If you've read this, then you know all about how Shazam, the sound-identifying app, works on a technical level using algorithms. But how do they ensure users can ID all songs, not just whatever's the hit that week on the radio?
The New York Times has a really nice piece on the hunter-gatherers who go out collecting music for tagging. Only a small percentage of the tracks the app is capable of recognising actually come from record labels, so it's up to employees like Charles Slomovitz to source music and feed it to their database.
From there, the fingerprints of a song are uploaded to a database, and then matched by users who search for that desired ditty. While Shazam hasn't released figures of how many songs they can't identify (I'm willing to bet it's a good amount, based on my efforts with the app alone), there's no denying that they've got the popular songs down-pat. It's the indie stuff they're working hard on, with people like Slomovitz actually going out onto the street or listening to local college radio stations to find underground music, plus scouring Hype Machine and all the charts for new songs.
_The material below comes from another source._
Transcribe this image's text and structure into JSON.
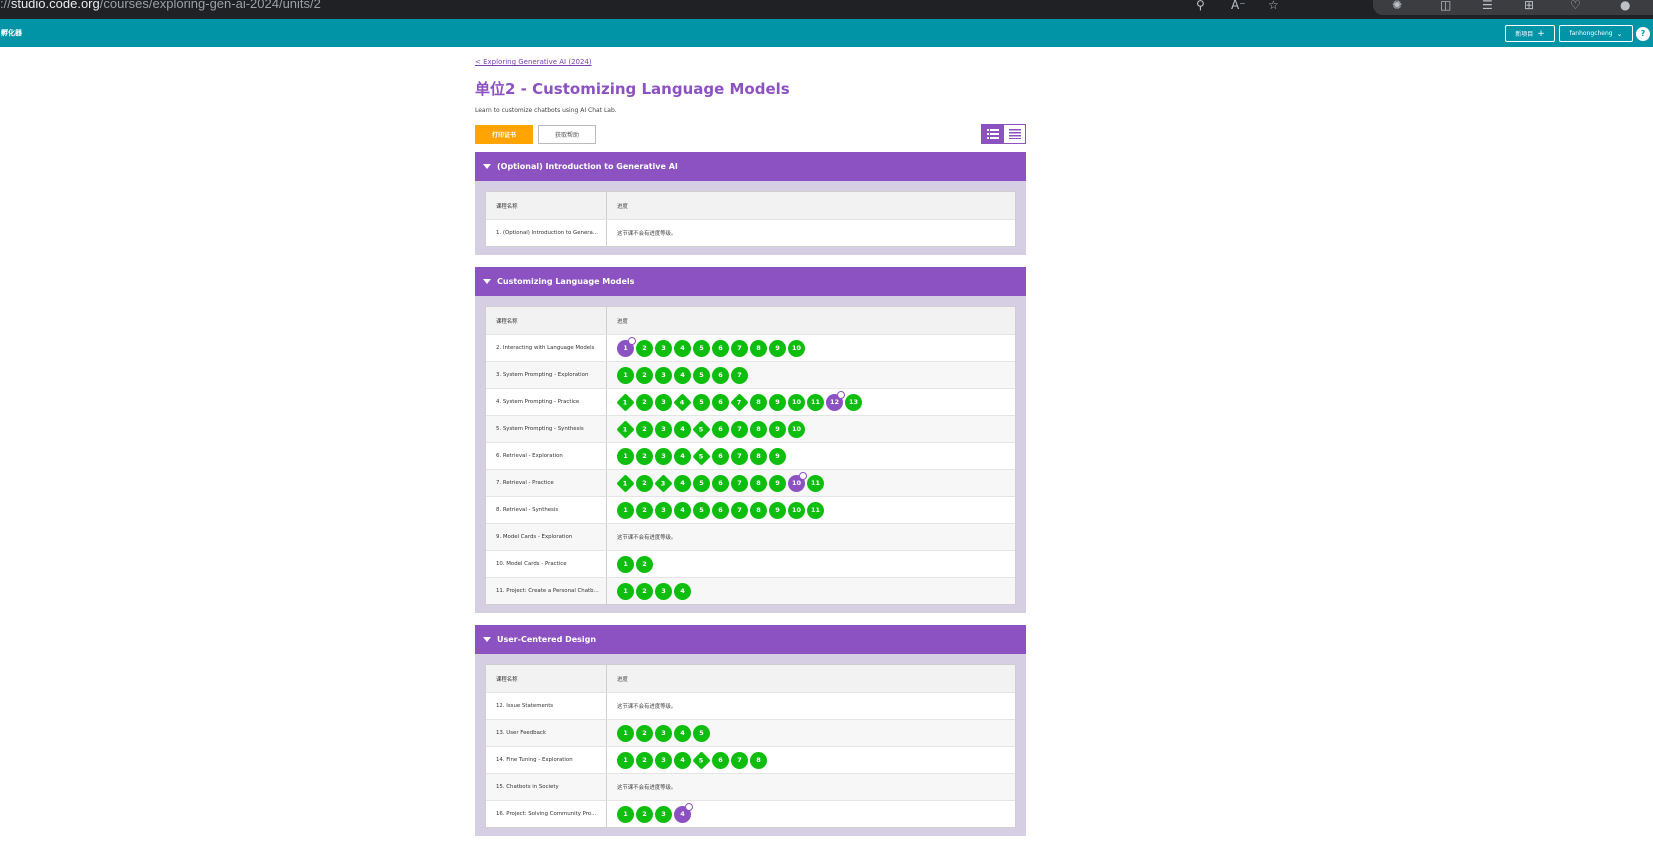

It's an enviable job for sure, but I can't help but think they must feel like snow-shovellers (or hamsters in a wheel), always digging but never clearing the mess. [New York Times]